Academic journal article
By LoPucki, Lynn M.; Doherty, Joseph W.
Vanderbilt Law Review , Vol. 55, No. 6
Before 1990, the United States Bankruptcy Court for the District of Delaware was a sleepy backwater. During the entire decade of the 1980s, Phoenix Steel-whose only plant was located in Delaware-was the only large, public company to file there.1 In 1990, two large, public companies-Continental Airlines and United Merchants and Manufacturers-filed in Delaware. They constituted 7% of the twenty-nine large, public companies filing in the United States that year.2 From 1990 to 1996, Delaware's market share steadily increased to 87% (thirteen of fifteen cases).3 In just seven years, Delaware had become the bankruptcy reorganization capital of the United States.4

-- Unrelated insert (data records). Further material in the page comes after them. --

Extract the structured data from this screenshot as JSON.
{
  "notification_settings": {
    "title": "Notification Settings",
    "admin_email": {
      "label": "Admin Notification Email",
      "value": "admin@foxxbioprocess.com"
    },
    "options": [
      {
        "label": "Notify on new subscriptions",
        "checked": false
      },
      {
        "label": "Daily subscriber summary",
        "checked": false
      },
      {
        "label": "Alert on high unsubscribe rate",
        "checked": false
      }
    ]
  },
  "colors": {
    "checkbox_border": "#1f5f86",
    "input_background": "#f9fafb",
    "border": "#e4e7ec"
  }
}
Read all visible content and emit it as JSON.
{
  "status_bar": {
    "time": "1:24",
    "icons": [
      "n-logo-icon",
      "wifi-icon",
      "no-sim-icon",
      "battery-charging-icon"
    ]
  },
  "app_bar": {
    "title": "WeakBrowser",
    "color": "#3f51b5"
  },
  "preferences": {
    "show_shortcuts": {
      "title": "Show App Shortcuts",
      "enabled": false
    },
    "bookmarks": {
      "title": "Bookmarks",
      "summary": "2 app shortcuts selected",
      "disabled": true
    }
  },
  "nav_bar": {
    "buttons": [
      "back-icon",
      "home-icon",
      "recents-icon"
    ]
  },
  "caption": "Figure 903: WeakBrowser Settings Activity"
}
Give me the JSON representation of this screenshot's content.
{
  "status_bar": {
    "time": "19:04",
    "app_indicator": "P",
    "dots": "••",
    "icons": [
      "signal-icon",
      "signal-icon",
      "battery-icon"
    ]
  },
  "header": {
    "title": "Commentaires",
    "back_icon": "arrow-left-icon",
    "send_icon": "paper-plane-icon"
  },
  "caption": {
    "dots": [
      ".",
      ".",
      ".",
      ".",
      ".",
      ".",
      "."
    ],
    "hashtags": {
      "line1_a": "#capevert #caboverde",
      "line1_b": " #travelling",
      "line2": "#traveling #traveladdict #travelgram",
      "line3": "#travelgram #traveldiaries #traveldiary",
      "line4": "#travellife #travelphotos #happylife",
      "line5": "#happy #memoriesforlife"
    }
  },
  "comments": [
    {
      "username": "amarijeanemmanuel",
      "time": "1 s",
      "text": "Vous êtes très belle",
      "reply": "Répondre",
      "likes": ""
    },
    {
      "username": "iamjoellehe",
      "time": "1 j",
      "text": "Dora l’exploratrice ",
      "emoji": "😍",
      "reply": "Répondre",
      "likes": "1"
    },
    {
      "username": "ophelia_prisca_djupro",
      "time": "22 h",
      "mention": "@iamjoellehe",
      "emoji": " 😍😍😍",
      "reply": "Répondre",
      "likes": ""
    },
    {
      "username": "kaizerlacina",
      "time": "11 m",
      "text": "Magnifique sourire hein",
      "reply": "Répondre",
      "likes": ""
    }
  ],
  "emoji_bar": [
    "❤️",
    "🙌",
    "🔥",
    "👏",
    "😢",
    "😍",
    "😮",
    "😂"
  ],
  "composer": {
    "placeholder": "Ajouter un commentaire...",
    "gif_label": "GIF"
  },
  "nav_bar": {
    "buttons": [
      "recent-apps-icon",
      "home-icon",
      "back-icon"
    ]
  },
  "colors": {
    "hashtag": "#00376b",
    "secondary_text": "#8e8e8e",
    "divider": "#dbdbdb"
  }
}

Lynn LoPucki and Sara Kalin recently suggested that the Delaware bankruptcy court's spectacular success in winning market share may have been accompanied by an equally spectacular failure in the reorganizations that the court processed during those years.5 Their suggestion was based principally on an empirical finding that by February 2000, nine of the thirty companies (30%) emerging from bankruptcy reorganization in Delaware from 1991 to 1996 had filed bankruptcy a second time.6 Excluding New York-which had a refiling rate almost as high as Delaware's (23%)-only four of the seventy-five large, public companies (5%) emerging from bankruptcy in other courts during the same period filed a second time.7
LoPucki and Kalin's study made only a preliminary attempt to discover the reasons for Delaware's higher refiling rate. But, as their findings on the disparity of refiling rates gained wide publicity,8 bankruptcy scholars, lawyers, and judges offered a variety of possible explanations. Most of those explanations sought to exonerate the courts. Some argued that refiling is an inadequate measure of success,
because it ignores distressed debtors that fail without refiling.9 Some argued that the firms filing in Delaware might have been more difficult to reorganize because they had more complex capital structures10 or more serious business problems.11 Others argued that Delaware's high refiling rate was economically efficient,12 implying that other courts should ease their standards and accept higher refiling rates. Still others argued that it was impossible to know whether Delaware was doing a worse job without knowing the individual reasons that each reorganization failed.13
This Article reports the results of a study designed to confirm that Delaware's and New York's higher refiling rates indicate higher failure rates and to begin the inquiry into the reasons for those higher failure rates. Part II describes the universe of cases studied, the sources of data, and the method by which the data were gathered.
Part III describes four criteria for evaluating the success of reorganized firms and applies them to determine whether Delaware and New York reorganizations are less successful than reorganizations in other courts. Part III concludes that in the five years after emerging, Delaware- and New York-reorganized firms refiled more often, failed to perform their plans more often, suffered greater losses, and even went out of business due to financial distress more often. Part IV compares, on several criteria, the firms entering reorganization in Delaware and New York with those entering reorganization elsewhere but finds no reason to believe that the Delaware- or New York-reorganized firms differed in ways that made them more difficult to reorganize. Part V considers and rejects the claim that the two courts' high failure rates might be efficient. Part VI examines several differences in the bankruptcy process as it operates in Delaware, New York, and other courts, concluding that certain differences in Delaware's reorganization process appear to contribute to Delaware's high failure rates. Part VII offers some additional conclusions and speculations on other, as-yet-untested features of Delaware reorganization that might also contribute to Delaware's high failure rates. …